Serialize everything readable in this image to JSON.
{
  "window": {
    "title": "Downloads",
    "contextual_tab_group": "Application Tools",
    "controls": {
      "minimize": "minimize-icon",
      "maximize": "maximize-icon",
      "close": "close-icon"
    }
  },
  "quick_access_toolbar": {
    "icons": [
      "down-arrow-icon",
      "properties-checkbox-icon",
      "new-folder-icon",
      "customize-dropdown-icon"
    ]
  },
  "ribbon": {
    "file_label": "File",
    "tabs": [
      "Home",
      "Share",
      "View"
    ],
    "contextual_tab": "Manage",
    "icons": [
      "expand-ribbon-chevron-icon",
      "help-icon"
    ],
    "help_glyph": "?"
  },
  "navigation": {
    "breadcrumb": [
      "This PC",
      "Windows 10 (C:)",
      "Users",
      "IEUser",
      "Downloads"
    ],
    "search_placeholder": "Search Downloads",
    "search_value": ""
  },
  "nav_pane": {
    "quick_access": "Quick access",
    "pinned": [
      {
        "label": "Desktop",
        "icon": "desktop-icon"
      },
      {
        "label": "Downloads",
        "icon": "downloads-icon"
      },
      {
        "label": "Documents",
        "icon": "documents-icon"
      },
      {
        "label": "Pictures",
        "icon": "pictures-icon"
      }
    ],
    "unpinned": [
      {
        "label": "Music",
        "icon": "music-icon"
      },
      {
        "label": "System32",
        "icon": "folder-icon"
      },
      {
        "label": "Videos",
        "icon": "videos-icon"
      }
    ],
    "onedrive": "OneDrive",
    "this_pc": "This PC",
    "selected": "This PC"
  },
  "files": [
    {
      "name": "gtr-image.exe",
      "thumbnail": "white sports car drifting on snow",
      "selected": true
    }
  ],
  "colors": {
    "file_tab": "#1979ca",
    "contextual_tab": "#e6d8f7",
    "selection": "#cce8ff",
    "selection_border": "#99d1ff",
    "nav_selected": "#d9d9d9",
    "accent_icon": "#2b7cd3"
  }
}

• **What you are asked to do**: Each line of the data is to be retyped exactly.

• **Written response**:
Serialize everything readable in this image to JSON.
{
  "window": {
    "title": "Downloads",
    "contextual_tab_group": "Application Tools",
    "controls": {
      "minimize": "minimize-icon",
      "maximize": "maximize-icon",
      "close": "close-icon"
    }
  },
  "quick_access_toolbar": {
    "icons": [
      "down-arrow-icon",
      "properties-checkbox-icon",
      "new-folder-icon",
      "customize-dropdown-icon"
    ]
  },
  "ribbon": {
    "file_label": "File",
    "tabs": [
      "Home",
      "Share",
      "View"
    ],
    "contextual_tab": "Manage",
    "icons": [
      "expand-ribbon-chevron-icon",
      "help-icon"
    ],
    "help_glyph": "?"
  },
  "navigation": {
    "breadcrumb": [
      "This PC",
      "Windows 10 (C:)",
      "Users",
      "IEUser",
      "Downloads"
    ],
    "search_placeholder": "Search Downloads",
    "search_value": ""
  },
  "nav_pane": {
    "quick_access": "Quick access",
    "pinned": [
      {
        "label": "Desktop",
        "icon": "desktop-icon"
      },
      {
        "label": "Downloads",
        "icon": "downloads-icon"
      },
      {
        "label": "Documents",
        "icon": "documents-icon"
      },
      {
        "label": "Pictures",
        "icon": "pictures-icon"
      }
    ],
    "unpinned": [
      {
        "label": "Music",
        "icon": "music-icon"
      },
      {
        "label": "System32",
        "icon": "folder-icon"
      },
      {
        "label": "Videos",
        "icon": "videos-icon"
      }
    ],
    "onedrive": "OneDrive",
    "this_pc": "This PC",
    "selected": "This PC"
  },
  "files": [
    {
      "name": "gtr-image.exe",
      "thumbnail": "white sports car drifting on snow",
      "selected": true
    }
  ],
  "colors": {
    "file_tab": "#1979ca",
    "contextual_tab": "#e6d8f7",
    "selection": "#cce8ff",
    "selection_border": "#99d1ff",
    "nav_selected": "#d9d9d9",
    "accent_icon": "#2b7cd3"
  }
}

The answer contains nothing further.